In the discussion of proportionality, the judge has an interesting description of the issues the DEA attempts to deal with (at 211):
In this case Parliament has addressed a major problem of social and economic policy, where important and conflicting interests are in play. On the one hand, there is evidence to suggest that the media industry, broadly interpreted, is sustaining substantial economic damage as a result of unlawful activity on the internet; and there is concern that such damage may significantly affect creativity and productivity in an economic area of national importance where, at least historically, the UK has tended to enjoy some comparative advantage in international markets.
It would seem that much of this is assumed, while there is evidence as to the damage, it is often controversial (in content, methodology and source), and easily challenged if presented.
There are also slightly worrying assertions (in 228) that the copyright infringement lists produced by the DEA process “in practically every case, will accurately identify the subscriber/infringer and the extent of copyright infringement”. This would suggest that the evidence gathered by copyright owners (which, at the moment, will not be available to the general public or the accused) is assumed to be near-perfect, and the linking of subscribers and infringers would seem to be unhelpful. Later in the paragraph, the judge notes that “from the point of view of both copyright owner and subscriber, the DEA represents a more efficient, focussed and fair system than the current arrangements.” Again, this could be slightly misleading, as while the DEA may seem to represent a fairer system for subscribers, this is only the case if the subscriber (and the general public) fully understands the finer points of copyright law, and the legal process, i.e. they are aware of issues with burden of proof, evidence and liability, which are significantly different under the DEA process – sending letters – than under copyright law.
The DEA proceeds on the premise, first, that a significant number of infringers do not at the moment fully appreciate that what they are doing seriously infringes the legal and moral rights of others and that, although individual behaviour of this kind may seem trivial and excusable, the general effect may well be very damaging to the creative industries, a notorious example of what is sometimes called the tyranny of small decisions that have ruinous economic consequences.

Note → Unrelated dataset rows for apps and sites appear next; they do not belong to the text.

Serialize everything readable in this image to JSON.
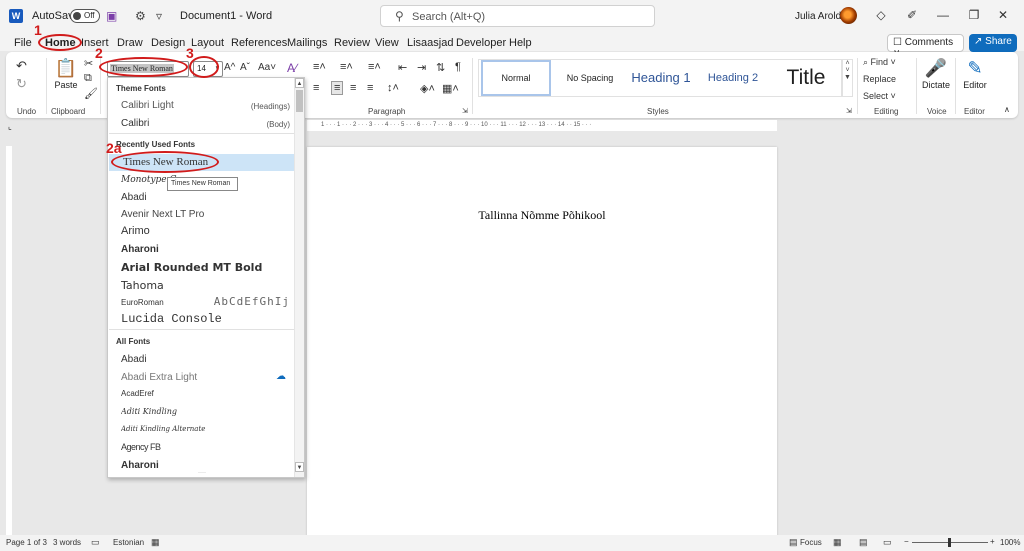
{
  "titlebar": {
    "app_icon": "W",
    "autosave_label": "AutoSave",
    "autosave_state": "Off",
    "doc_title": "Document1  -  Word",
    "search_placeholder": "Search (Alt+Q)",
    "user_name": "Julia Arold",
    "save_icon": "💾",
    "undo_icon": "⚙",
    "more_icon": "▿",
    "diamond_icon": "◇",
    "pen_icon": "✐",
    "minimize": "—",
    "restore": "❐",
    "close": "✕"
  },
  "menu": {
    "tabs": [
      "File",
      "Home",
      "Insert",
      "Draw",
      "Design",
      "Layout",
      "References",
      "Mailings",
      "Review",
      "View",
      "Lisaasjad",
      "Developer",
      "Help"
    ],
    "comments_label": "☐ Comments ∨",
    "share_label": "↗ Share"
  },
  "ribbon": {
    "undo_label": "Undo",
    "clipboard_label": "Clipboard",
    "paste_label": "Paste",
    "font_name": "Times New Roman",
    "font_size": "14",
    "grow_font": "A^",
    "shrink_font": "Aˇ",
    "change_case": "Aa˅",
    "paragraph_label": "Paragraph",
    "styles_label": "Styles",
    "editing_label": "Editing",
    "voice_label": "Voice",
    "editor_label": "Editor",
    "styles": {
      "normal": "Normal",
      "no_spacing": "No Spacing",
      "heading1": "Heading 1",
      "heading2": "Heading 2",
      "title": "Title"
    },
    "find_label": "⌕ Find ˅",
    "replace_label": "Replace",
    "select_label": "Select ˅",
    "dictate_label": "Dictate",
    "editor_btn_label": "Editor"
  },
  "ruler": {
    "marks": "1 · · · 1 · · · 2 · · · 3 · · · 4 · · · 5 · · · 6 · · · 7 · · · 8 · · · 9 · · · 10 · · · 11 · · · 12 · · · 13 · · · 14 · · 15 · · ·"
  },
  "document": {
    "text": "Tallinna Nõmme Põhikool"
  },
  "font_dropdown": {
    "theme_header": "Theme Fonts",
    "theme_fonts": [
      {
        "name": "Calibri Light",
        "note": "(Headings)"
      },
      {
        "name": "Calibri",
        "note": "(Body)"
      }
    ],
    "recent_header": "Recently Used Fonts",
    "recent_fonts": [
      "Times New Roman",
      "Monotype C",
      "Abadi",
      "Avenir Next LT Pro",
      "Arimo",
      "Aharoni",
      "Arial Rounded MT Bold",
      "Tahoma",
      "EuroRoman",
      "Lucida Console"
    ],
    "euroroman_sample": "AbCdEfGhIj",
    "all_header": "All Fonts",
    "all_fonts": [
      "Abadi",
      "Abadi Extra Light",
      "AcadEref",
      "Aditi Kindling",
      "Aditi Kindling Alternate",
      "Agency FB",
      "Aharoni"
    ],
    "tooltip": "Times New Roman"
  },
  "annotations": {
    "step1": "1",
    "step2": "2",
    "step2a": "2a",
    "step3": "3"
  },
  "statusbar": {
    "page": "Page 1 of 3",
    "words": "3 words",
    "language": "Estonian",
    "focus": "Focus",
    "zoom": "100%"
  },
  "colors": {
    "accent": "#0f6cbd",
    "annotation": "#d11b1b",
    "hover": "#cde4f7"
  }
}
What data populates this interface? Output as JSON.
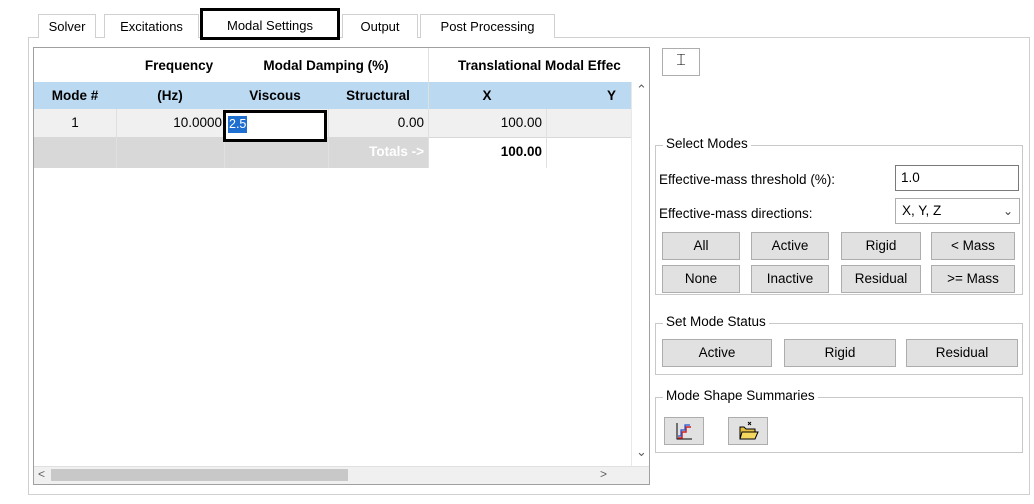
{
  "tabs": [
    {
      "label": "Solver"
    },
    {
      "label": "Excitations"
    },
    {
      "label": "Modal Settings"
    },
    {
      "label": "Output"
    },
    {
      "label": "Post Processing"
    }
  ],
  "table": {
    "header_top": {
      "frequency": "Frequency",
      "damping": "Modal Damping (%)",
      "translational": "Translational Modal Effec"
    },
    "header_bottom": {
      "mode": "Mode #",
      "hz": "(Hz)",
      "viscous": "Viscous",
      "structural": "Structural",
      "x": "X",
      "y": "Y"
    },
    "rows": [
      {
        "mode": "1",
        "frequency": "10.0000",
        "viscous": "2.5",
        "structural": "0.00",
        "x": "100.00",
        "y": ""
      }
    ],
    "totals": {
      "label": "Totals ->",
      "x": "100.00"
    }
  },
  "select_modes": {
    "title": "Select Modes",
    "threshold_label": "Effective-mass threshold (%):",
    "threshold_value": "1.0",
    "directions_label": "Effective-mass directions:",
    "directions_value": "X, Y, Z",
    "buttons_row1": [
      "All",
      "Active",
      "Rigid",
      "< Mass"
    ],
    "buttons_row2": [
      "None",
      "Inactive",
      "Residual",
      ">= Mass"
    ]
  },
  "set_mode_status": {
    "title": "Set Mode Status",
    "buttons": [
      "Active",
      "Rigid",
      "Residual"
    ]
  },
  "mode_shape_summaries": {
    "title": "Mode Shape Summaries"
  },
  "icons": {
    "pin": "pin-icon",
    "chart": "stair-chart-icon",
    "folder": "open-folder-icon"
  }
}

It is likely, in fact, that most infringers do know that what they are doing infringers rights (after all, more than enough money has been spent on advertising campaigns, whether covering “stealing cars” or less dramatic examples), but the question is whether or not this action is damaging, in any way, to the (poorly defined) ‘creative industries’. Perhaps the “small decisions” that are causing tyranny are those being taken by senior figures and executives in various companies, lobbyists, and Parliament. It is these decisions that may have “ruinous consequences”.